What you will do -
Leave out the pictures and copy everything else in the entries exactly.

Records shown -
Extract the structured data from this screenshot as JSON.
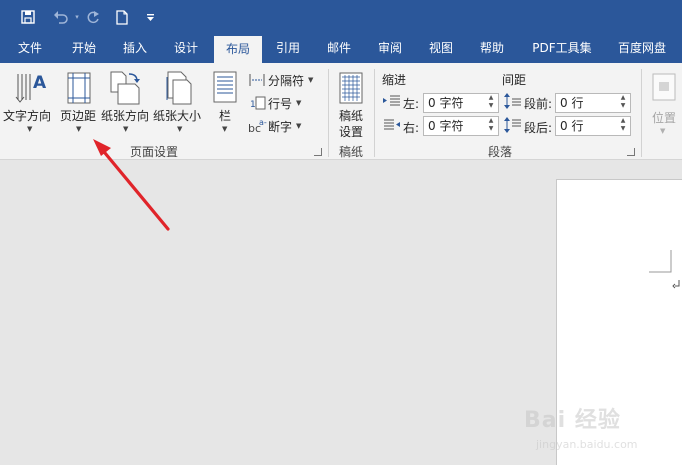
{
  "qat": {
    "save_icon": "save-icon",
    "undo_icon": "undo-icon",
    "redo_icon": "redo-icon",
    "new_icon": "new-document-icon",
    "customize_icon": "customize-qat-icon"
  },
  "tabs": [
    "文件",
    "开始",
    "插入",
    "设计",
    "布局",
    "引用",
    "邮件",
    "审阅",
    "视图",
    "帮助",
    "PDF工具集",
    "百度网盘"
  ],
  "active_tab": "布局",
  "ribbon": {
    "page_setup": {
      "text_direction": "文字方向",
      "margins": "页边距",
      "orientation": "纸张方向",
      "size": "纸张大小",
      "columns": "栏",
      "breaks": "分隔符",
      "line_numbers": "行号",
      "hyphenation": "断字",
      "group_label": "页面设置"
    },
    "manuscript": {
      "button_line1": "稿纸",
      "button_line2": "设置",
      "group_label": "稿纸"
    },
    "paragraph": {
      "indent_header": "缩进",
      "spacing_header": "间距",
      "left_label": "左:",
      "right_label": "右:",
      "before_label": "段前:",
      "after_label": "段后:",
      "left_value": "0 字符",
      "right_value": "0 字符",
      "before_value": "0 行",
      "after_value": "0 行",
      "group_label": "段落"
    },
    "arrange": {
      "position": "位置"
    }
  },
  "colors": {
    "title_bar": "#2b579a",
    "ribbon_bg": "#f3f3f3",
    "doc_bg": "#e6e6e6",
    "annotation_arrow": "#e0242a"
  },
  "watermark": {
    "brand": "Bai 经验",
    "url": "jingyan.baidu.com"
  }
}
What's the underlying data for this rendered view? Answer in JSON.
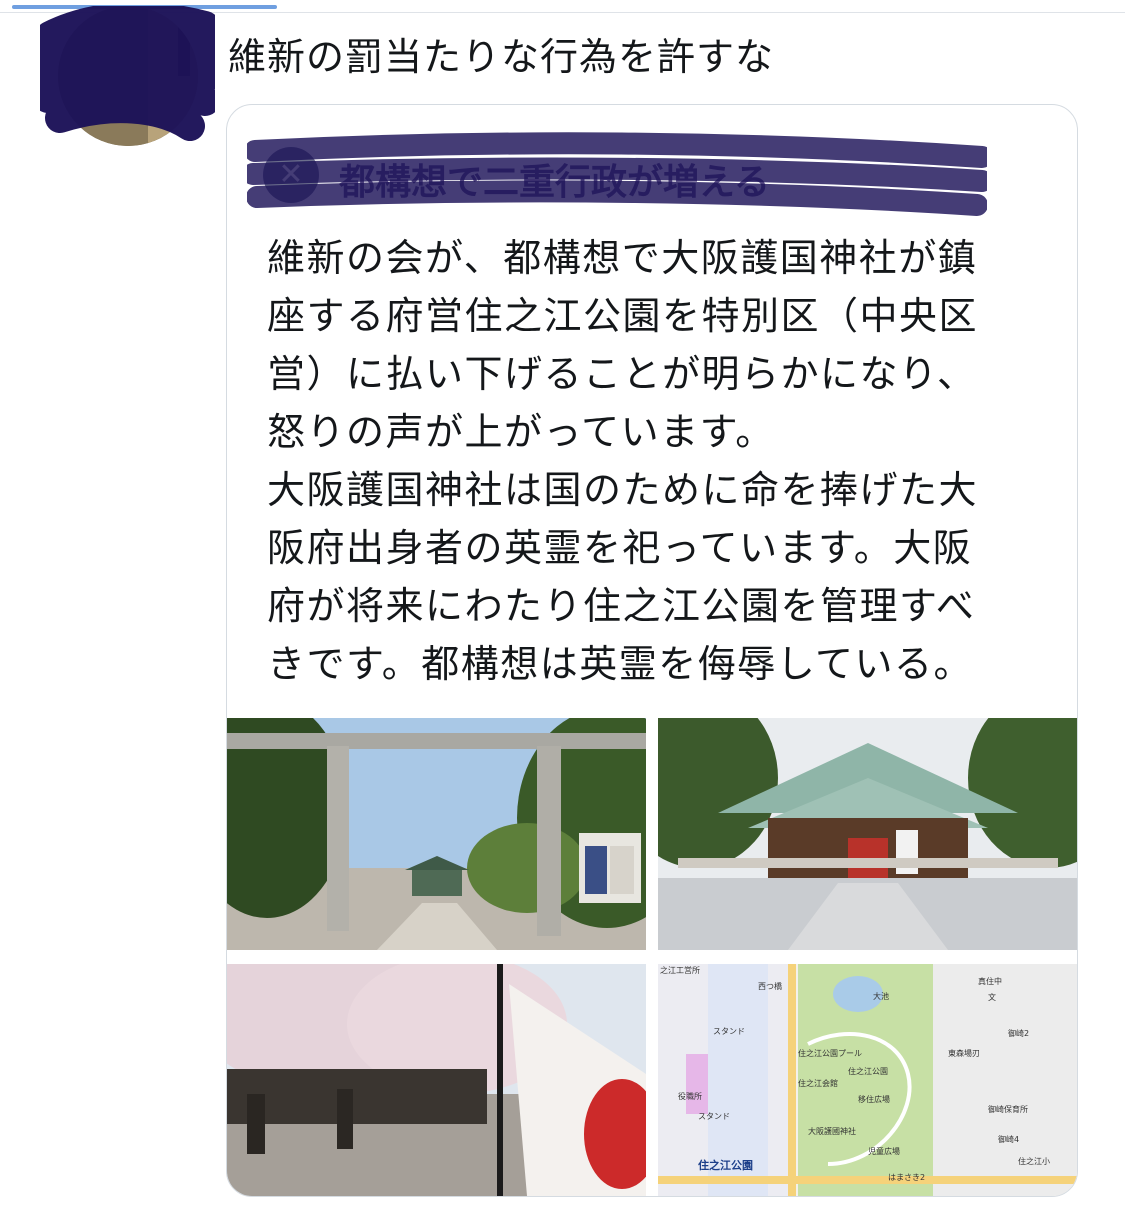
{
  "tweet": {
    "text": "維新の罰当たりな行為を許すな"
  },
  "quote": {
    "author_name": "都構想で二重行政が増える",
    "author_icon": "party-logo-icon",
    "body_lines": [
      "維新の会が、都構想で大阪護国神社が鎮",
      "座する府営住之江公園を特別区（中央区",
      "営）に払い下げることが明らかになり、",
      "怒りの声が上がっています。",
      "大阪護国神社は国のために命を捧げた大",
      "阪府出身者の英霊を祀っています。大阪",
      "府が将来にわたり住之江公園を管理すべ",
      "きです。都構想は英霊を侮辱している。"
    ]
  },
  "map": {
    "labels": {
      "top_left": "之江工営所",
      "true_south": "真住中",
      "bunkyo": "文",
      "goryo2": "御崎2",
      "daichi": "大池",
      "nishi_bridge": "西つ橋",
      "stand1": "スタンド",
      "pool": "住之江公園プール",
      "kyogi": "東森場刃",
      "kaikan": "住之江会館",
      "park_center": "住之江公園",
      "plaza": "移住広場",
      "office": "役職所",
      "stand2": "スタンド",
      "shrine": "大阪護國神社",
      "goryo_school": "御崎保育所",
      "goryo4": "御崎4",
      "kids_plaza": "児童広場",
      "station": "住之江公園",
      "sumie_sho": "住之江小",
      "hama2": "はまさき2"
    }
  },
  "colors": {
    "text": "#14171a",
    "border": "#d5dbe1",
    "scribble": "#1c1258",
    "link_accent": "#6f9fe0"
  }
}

Exercise result -
Extract the structured data from this screenshot as JSON.
{
  "qat": {
    "save_icon": "save-icon",
    "undo_icon": "undo-icon",
    "redo_icon": "redo-icon",
    "new_icon": "new-document-icon",
    "customize_icon": "customize-qat-icon"
  },
  "tabs": [
    "文件",
    "开始",
    "插入",
    "设计",
    "布局",
    "引用",
    "邮件",
    "审阅",
    "视图",
    "帮助",
    "PDF工具集",
    "百度网盘"
  ],
  "active_tab": "布局",
  "ribbon": {
    "page_setup": {
      "text_direction": "文字方向",
      "margins": "页边距",
      "orientation": "纸张方向",
      "size": "纸张大小",
      "columns": "栏",
      "breaks": "分隔符",
      "line_numbers": "行号",
      "hyphenation": "断字",
      "group_label": "页面设置"
    },
    "manuscript": {
      "button_line1": "稿纸",
      "button_line2": "设置",
      "group_label": "稿纸"
    },
    "paragraph": {
      "indent_header": "缩进",
      "spacing_header": "间距",
      "left_label": "左:",
      "right_label": "右:",
      "before_label": "段前:",
      "after_label": "段后:",
      "left_value": "0 字符",
      "right_value": "0 字符",
      "before_value": "0 行",
      "after_value": "0 行",
      "group_label": "段落"
    },
    "arrange": {
      "position": "位置"
    }
  },
  "colors": {
    "title_bar": "#2b579a",
    "ribbon_bg": "#f3f3f3",
    "doc_bg": "#e6e6e6",
    "annotation_arrow": "#e0242a"
  },
  "watermark": {
    "brand": "Bai 经验",
    "url": "jingyan.baidu.com"
  }
}
What's the underlying data for this rendered view? Answer in JSON.
{
  "tweet": {
    "text": "維新の罰当たりな行為を許すな"
  },
  "quote": {
    "author_name": "都構想で二重行政が増える",
    "author_icon": "party-logo-icon",
    "body_lines": [
      "維新の会が、都構想で大阪護国神社が鎮",
      "座する府営住之江公園を特別区（中央区",
      "営）に払い下げることが明らかになり、",
      "怒りの声が上がっています。",
      "大阪護国神社は国のために命を捧げた大",
      "阪府出身者の英霊を祀っています。大阪",
      "府が将来にわたり住之江公園を管理すべ",
      "きです。都構想は英霊を侮辱している。"
    ]
  },
  "map": {
    "labels": {
      "top_left": "之江工営所",
      "true_south": "真住中",
      "bunkyo": "文",
      "goryo2": "御崎2",
      "daichi": "大池",
      "nishi_bridge": "西つ橋",
      "stand1": "スタンド",
      "pool": "住之江公園プール",
      "kyogi": "東森場刃",
      "kaikan": "住之江会館",
      "park_center": "住之江公園",
      "plaza": "移住広場",
      "office": "役職所",
      "stand2": "スタンド",
      "shrine": "大阪護國神社",
      "goryo_school": "御崎保育所",
      "goryo4": "御崎4",
      "kids_plaza": "児童広場",
      "station": "住之江公園",
      "sumie_sho": "住之江小",
      "hama2": "はまさき2"
    }
  },
  "colors": {
    "text": "#14171a",
    "border": "#d5dbe1",
    "scribble": "#1c1258",
    "link_accent": "#6f9fe0"
  }
}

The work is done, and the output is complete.